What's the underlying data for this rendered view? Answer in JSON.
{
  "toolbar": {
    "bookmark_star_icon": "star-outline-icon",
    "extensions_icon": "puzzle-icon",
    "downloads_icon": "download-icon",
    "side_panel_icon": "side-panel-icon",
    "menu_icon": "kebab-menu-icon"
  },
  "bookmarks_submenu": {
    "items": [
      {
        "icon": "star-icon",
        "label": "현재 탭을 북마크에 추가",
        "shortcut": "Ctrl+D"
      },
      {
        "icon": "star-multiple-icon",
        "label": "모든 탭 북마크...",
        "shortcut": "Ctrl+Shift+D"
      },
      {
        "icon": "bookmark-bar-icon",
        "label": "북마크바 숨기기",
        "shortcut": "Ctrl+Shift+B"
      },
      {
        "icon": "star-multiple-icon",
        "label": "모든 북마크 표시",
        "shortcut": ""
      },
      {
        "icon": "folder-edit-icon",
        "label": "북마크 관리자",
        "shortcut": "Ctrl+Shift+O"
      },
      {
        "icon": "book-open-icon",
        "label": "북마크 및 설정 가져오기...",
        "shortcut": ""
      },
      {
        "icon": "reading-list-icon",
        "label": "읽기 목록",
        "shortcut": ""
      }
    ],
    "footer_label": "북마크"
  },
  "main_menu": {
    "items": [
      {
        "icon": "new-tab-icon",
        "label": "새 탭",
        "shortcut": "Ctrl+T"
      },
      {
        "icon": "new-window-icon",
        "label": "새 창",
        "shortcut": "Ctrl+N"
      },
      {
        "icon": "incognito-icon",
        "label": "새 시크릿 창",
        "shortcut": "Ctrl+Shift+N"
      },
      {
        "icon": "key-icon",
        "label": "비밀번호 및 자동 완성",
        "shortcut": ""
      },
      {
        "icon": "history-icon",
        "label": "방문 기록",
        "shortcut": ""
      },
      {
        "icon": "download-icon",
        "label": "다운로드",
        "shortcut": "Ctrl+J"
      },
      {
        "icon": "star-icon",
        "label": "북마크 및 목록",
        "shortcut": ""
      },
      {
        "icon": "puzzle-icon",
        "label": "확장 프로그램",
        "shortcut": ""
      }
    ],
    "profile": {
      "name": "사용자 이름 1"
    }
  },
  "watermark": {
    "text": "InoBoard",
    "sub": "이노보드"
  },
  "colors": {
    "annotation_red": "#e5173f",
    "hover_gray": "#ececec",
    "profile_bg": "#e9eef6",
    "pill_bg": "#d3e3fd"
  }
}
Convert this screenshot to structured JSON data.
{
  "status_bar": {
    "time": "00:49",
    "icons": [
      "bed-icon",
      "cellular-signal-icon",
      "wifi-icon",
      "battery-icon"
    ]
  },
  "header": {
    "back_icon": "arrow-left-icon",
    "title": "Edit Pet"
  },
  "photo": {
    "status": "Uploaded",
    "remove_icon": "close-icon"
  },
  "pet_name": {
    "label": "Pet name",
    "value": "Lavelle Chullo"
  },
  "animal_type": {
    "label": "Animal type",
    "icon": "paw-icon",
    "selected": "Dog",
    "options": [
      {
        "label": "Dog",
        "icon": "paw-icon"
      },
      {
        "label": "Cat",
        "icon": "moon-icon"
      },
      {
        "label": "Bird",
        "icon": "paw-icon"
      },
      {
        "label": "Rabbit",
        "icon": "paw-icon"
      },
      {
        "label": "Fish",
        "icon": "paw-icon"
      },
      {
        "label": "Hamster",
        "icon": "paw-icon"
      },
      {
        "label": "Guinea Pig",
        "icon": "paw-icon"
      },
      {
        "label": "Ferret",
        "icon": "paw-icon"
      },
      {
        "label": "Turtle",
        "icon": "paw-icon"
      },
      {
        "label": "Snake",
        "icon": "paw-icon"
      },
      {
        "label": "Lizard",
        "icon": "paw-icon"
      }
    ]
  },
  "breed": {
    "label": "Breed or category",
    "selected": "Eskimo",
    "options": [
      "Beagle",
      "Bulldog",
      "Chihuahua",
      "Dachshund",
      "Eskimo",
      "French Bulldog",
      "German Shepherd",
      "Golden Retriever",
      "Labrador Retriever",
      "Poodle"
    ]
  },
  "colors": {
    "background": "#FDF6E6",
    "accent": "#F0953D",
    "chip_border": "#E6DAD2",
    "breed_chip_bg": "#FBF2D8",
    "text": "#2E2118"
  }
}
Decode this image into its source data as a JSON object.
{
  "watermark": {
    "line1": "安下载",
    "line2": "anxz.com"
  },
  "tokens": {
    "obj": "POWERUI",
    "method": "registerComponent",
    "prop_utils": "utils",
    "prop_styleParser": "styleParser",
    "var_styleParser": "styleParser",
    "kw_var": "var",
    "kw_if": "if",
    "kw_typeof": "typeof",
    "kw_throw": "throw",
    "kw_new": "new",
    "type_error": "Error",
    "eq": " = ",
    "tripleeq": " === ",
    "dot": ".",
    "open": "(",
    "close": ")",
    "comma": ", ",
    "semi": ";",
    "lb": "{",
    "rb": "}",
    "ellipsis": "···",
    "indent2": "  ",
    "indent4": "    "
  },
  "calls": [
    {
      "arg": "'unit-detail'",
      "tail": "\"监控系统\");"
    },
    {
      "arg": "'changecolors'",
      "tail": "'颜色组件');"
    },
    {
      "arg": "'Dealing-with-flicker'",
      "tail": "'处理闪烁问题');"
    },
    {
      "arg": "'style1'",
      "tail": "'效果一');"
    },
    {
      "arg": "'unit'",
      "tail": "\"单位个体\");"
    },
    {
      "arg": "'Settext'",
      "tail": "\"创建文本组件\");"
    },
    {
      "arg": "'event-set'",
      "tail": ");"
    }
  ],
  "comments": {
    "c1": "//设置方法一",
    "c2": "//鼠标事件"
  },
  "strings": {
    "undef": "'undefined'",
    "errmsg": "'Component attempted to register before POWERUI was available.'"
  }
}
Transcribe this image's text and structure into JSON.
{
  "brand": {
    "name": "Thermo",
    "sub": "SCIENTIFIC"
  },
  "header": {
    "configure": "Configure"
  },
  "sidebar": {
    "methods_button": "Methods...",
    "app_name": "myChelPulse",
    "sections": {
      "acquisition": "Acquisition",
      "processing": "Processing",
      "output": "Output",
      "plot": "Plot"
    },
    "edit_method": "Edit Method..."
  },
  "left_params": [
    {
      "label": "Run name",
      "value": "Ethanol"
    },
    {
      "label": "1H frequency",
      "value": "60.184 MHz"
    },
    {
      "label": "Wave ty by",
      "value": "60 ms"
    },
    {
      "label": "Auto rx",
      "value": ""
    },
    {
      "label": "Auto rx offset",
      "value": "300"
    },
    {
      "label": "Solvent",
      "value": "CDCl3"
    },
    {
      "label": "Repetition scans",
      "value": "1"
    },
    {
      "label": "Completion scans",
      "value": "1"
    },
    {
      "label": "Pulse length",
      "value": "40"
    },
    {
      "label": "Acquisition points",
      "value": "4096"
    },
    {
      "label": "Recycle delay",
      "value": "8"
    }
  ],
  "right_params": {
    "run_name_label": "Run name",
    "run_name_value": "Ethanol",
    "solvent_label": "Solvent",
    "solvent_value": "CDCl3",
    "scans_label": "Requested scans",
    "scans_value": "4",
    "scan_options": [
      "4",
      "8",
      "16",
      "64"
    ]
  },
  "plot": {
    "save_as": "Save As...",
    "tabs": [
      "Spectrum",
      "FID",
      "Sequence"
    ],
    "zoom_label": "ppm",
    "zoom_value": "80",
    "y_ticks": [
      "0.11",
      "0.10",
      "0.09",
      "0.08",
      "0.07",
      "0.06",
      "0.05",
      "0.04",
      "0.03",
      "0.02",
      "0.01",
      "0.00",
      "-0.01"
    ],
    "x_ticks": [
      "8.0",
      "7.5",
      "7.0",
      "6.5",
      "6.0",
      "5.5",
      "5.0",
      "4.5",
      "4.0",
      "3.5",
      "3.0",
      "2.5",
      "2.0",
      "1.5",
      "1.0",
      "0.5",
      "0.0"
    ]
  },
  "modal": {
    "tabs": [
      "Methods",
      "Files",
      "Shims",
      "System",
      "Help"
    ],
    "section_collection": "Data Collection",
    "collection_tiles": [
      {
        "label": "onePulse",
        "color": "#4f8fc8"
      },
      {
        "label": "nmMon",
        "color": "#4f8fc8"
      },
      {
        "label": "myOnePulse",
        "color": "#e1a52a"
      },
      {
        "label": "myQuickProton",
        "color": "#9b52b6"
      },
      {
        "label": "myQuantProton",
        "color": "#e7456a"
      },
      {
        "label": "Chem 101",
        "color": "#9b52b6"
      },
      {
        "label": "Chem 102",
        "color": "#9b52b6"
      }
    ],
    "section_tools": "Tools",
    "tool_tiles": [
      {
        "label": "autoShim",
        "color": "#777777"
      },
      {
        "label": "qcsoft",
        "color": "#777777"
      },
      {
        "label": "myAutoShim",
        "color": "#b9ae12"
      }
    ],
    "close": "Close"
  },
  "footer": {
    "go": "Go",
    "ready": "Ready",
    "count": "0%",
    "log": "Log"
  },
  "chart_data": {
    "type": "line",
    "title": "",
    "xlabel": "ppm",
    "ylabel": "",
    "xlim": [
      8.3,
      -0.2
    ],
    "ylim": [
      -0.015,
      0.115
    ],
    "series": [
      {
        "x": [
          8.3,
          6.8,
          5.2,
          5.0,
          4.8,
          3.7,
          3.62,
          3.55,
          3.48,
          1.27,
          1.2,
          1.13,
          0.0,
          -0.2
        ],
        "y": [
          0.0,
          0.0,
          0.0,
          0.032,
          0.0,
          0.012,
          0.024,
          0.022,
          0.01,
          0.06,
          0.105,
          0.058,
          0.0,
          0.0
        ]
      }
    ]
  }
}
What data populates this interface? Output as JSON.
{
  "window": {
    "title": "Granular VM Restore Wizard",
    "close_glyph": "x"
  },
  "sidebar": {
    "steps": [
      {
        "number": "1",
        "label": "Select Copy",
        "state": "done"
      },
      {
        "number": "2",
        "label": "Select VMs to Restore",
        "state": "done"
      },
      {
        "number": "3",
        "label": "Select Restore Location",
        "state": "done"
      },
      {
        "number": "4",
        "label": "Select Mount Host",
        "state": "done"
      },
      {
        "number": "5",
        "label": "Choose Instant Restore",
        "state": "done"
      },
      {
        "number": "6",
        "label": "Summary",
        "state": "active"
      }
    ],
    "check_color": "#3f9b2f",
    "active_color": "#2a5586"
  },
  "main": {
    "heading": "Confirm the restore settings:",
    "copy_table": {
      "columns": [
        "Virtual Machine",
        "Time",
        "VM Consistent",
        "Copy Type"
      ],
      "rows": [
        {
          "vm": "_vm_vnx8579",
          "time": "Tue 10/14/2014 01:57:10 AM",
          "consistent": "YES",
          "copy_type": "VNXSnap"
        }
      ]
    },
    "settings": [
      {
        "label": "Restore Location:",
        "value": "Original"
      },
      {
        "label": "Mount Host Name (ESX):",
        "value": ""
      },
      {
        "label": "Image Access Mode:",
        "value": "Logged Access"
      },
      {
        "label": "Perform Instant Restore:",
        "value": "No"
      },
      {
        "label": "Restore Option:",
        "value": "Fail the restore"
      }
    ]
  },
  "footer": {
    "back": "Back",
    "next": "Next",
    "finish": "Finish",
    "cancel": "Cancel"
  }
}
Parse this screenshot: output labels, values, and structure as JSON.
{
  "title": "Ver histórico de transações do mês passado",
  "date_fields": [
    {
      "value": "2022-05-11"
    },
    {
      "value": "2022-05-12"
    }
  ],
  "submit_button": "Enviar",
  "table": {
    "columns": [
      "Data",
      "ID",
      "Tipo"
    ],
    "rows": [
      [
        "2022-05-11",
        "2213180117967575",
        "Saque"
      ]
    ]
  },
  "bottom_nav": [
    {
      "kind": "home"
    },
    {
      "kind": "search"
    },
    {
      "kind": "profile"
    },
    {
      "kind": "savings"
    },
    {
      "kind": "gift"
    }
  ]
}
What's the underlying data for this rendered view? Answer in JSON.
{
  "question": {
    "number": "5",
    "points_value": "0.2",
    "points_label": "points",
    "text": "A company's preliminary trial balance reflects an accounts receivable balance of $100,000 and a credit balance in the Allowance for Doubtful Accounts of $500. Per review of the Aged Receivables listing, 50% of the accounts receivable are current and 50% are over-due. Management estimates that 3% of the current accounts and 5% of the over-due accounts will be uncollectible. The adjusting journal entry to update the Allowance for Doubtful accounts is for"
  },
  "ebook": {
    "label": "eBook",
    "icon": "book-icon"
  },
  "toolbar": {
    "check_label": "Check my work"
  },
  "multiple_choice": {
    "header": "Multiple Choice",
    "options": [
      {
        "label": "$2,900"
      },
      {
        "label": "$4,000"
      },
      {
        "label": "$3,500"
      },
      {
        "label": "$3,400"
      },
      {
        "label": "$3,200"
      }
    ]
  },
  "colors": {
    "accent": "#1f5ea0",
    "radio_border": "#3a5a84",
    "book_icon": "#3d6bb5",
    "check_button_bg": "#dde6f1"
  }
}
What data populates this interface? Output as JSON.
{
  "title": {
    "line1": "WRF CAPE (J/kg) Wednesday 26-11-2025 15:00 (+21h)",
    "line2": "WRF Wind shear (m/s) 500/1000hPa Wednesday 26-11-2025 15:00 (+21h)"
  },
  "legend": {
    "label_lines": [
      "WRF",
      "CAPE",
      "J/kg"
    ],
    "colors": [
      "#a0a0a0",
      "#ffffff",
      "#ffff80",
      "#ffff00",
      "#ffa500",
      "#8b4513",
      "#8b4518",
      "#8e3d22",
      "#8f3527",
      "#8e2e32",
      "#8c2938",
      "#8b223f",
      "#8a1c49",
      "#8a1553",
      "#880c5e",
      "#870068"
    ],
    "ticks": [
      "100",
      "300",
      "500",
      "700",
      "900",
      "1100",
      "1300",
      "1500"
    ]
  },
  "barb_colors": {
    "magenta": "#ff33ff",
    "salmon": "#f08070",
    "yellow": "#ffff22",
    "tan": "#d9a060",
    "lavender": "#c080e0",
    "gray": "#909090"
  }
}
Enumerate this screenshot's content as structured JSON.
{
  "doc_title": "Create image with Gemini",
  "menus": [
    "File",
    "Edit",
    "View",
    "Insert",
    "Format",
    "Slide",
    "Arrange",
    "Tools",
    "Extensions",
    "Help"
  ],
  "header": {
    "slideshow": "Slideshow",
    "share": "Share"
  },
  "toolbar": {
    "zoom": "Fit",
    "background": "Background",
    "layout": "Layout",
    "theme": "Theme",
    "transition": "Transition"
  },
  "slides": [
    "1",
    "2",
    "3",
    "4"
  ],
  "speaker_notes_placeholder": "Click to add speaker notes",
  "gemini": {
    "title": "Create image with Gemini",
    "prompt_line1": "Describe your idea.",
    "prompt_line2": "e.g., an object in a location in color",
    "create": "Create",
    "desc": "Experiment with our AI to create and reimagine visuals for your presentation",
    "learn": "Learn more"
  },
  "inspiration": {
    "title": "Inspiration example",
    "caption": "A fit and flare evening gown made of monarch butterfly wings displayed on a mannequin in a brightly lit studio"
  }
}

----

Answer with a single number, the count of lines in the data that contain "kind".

5